The Brian Lehrer podcast of course resonated with our discussions last week– the brick wall and perpetuation of White Supremacy in another form (a horse of another color), but it also led to me to consider another idea I’ve considered for a while: The University has become so large and responsible so much than it used to be. A place and source for knowledge and education, The University has now become a microcosm of society– students lead their lives in these places, and their existence is tantamount to their intellect.

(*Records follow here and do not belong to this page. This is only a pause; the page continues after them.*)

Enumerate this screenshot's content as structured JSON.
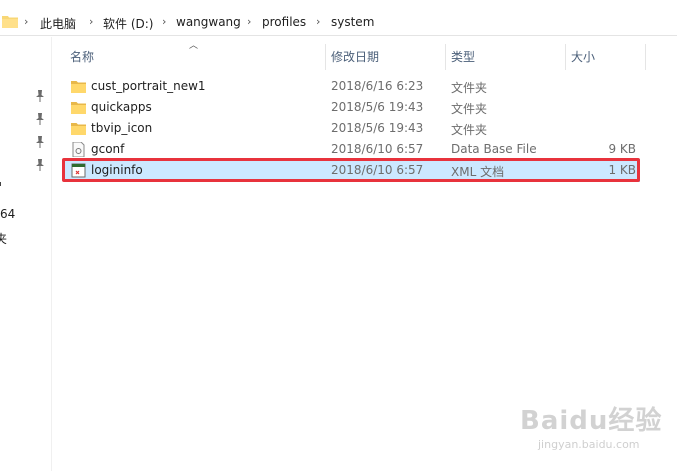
{
  "breadcrumb": {
    "items": [
      "此电脑",
      "软件 (D:)",
      "wangwang",
      "profiles",
      "system"
    ],
    "separator": "›"
  },
  "nav": {
    "partial_labels": [
      "64",
      "夹"
    ]
  },
  "columns": {
    "name": "名称",
    "date": "修改日期",
    "type": "类型",
    "size": "大小"
  },
  "files": [
    {
      "name": "cust_portrait_new1",
      "date": "2018/6/16 6:23",
      "type": "文件夹",
      "size": "",
      "icon": "folder-icon"
    },
    {
      "name": "quickapps",
      "date": "2018/5/6 19:43",
      "type": "文件夹",
      "size": "",
      "icon": "folder-icon"
    },
    {
      "name": "tbvip_icon",
      "date": "2018/5/6 19:43",
      "type": "文件夹",
      "size": "",
      "icon": "folder-icon"
    },
    {
      "name": "gconf",
      "date": "2018/6/10 6:57",
      "type": "Data Base File",
      "size": "9 KB",
      "icon": "file-icon"
    },
    {
      "name": "logininfo",
      "date": "2018/6/10 6:57",
      "type": "XML 文档",
      "size": "1 KB",
      "icon": "xml-file-icon"
    }
  ],
  "selected_index": 4,
  "highlight_color": "#e8323c",
  "selection_color": "#cce8ff",
  "watermark": {
    "main": "Baidu经验",
    "sub": "jingyan.baidu.com"
  }
}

The trace of the growing size of universities can be linked-to Civil Rights, Affirmative Action, Reproductive Rights– as the world has become more aware of oppression and discrimination, the attempts to right these wrongs must be brought forth into The University because individuals subjected to discrimination in the real world have the same potential for discrimination there.
In a freshman Poli Sci seminar, the resident old-school neo-con professor disapprovingly discussed the need for more counselors in the counseling session. “They’re more counselors now than when I started at Kenyon in 1983.” He seemed to see it as a moral failing on the part of incoming students. Meanwhile, in another context, a sophomore put on a one-woman show about the shame around sexuality, and her advisor (a tenured American Studies Professor) discussed his experience being a young man in college and fearing intimacy. Has the daily plight of the college-aged student changed, or are we just having conversations we didn’t used to?

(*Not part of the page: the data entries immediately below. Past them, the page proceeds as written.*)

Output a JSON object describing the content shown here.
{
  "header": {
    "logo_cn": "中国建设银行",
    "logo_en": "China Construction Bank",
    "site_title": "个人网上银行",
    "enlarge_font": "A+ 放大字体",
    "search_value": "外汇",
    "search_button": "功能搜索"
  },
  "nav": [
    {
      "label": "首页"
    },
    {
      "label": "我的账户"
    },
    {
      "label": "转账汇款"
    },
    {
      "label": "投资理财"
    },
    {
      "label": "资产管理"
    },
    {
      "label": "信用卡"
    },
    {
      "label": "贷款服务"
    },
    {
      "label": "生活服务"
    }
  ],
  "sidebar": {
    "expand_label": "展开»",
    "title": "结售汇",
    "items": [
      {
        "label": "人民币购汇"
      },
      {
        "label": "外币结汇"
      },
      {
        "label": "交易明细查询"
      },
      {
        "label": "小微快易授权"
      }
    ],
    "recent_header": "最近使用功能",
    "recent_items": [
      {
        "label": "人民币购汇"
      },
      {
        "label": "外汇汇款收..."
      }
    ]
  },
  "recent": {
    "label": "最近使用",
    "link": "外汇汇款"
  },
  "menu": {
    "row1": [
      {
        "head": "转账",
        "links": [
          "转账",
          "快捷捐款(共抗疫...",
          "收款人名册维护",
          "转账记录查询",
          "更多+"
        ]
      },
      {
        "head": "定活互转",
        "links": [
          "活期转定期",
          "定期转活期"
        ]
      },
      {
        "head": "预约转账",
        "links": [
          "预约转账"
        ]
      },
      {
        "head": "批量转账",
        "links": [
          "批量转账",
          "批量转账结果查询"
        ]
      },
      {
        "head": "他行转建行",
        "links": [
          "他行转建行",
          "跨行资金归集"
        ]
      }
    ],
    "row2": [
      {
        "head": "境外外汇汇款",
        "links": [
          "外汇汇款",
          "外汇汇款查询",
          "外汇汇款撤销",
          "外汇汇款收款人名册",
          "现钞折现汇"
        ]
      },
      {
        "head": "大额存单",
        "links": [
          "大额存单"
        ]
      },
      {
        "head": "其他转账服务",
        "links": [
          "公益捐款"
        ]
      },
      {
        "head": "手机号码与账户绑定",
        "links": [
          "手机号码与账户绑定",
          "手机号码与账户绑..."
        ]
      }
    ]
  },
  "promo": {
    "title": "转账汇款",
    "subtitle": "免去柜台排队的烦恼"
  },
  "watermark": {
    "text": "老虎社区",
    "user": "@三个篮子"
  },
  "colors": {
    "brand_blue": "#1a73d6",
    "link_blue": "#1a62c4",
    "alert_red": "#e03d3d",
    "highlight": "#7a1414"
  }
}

I ask this in part because of the prevalence of Title IX breaches on campuses. Due to alcohol, fraternities, the works, this is a well known threat for young people on campus. On the CUNY website it reads, “Enough is Enough: Combatting Sexual Misconduct” on the bottom of the website above the CUNY emblem. I don’t remember being told this was something I would have to deal with as a person at a college. I remember, in my senior year of high school, reading a first-person account of a student at Harvard who was assaulted in her dorm room. I was simply horrified, believing it was a one-off. Why did no body warn me about this, and why was the school un-inclined to take her side? Then question arrive if it’s even the job of the university to intervene. But if not them who? Is the University not the keeper of its inhabitants? Are there not implied rules of conduct?
Another contradiction, how schools deal with underage drinking. Underage drinking is illegal, but somehow a University is able to provide their own repercussions for underage drinking/drug use, separate from federal law, and the same is true of Title IX despite it being a federal law?
The overarching questions I have: Had conduct, in relation to other people’s civil liberties (race, sex, sexual orientation) changed, or are we just having conversations about it now? Have laws impacted how universities run culturally? Is it the university’s responsibility to ensure that students follow laws? How does a university contend with the larger penial context of America?